Excel has hundreds of formulas. They help you do everything, from mathematical operations to finding specific information, to advanced sorting, and even projecting data from one Excel sheet to another.

Every user should know how to use basic formulas like the SUM function above, but if you want to delve deeper and create truly insightful reports, we recommend an advanced Excel course. 

Udemy's Microsoft Excel – Advanced Excel Formulas & Functions course will show you how to use Excel's most advanced, time-saving formulas, while presenting complex information in novel ways.

5. Expand your experience with Power Query

You may have noticed that the course we recommended in step three mentions Power Query. This add-in used to be separate from the default Excel Suite, but as of Excel 2016, you can access it directly by clicking Get Data in the Data tab.

Power Query enables you to pull data from different sources, transform that data to suit your needs, combine it with other data sets, and load it into one large Excel model. You can, for instance, create a complete financial report that pulls data from one file with revenues, another with expenses, and another with accounts receivables.

Think of Power Query as the most powerful and complex tool at your disposal, and use it when needed to create large, interconnected data models in Excel.


Once you’ve mastered the nuances of Power Query, learned about Excel's most useful formulas, and gained intuitive command of pivot tables and data visualization, you can truly call yourself an Excel guru.

To help you along on your journey, see our list of the best Excel online courses. But why limit yourself to Excel? Read our list of the best spreadsheet software to see other tools on the market for data management and visualization.

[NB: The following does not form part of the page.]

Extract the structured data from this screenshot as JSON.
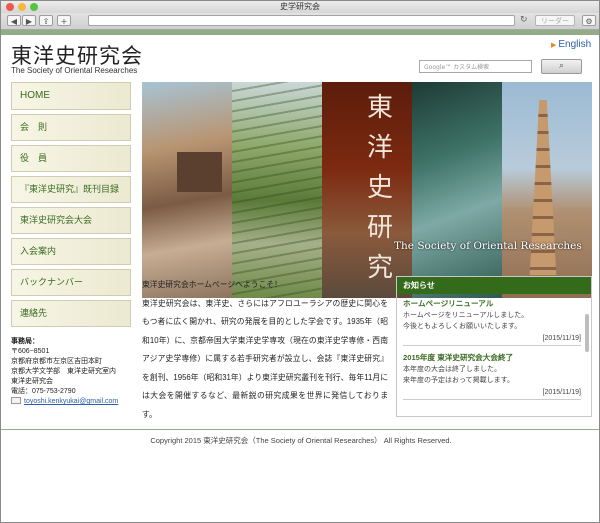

Serguei holds degrees in finance and marketing from York University, and brings more than five years of professional experience at their intersection to his writing. His previous roles as a finance advisor involved breaking down and explaining complex concepts in everyday terms, a talent he now brings to his work as a freelance writer.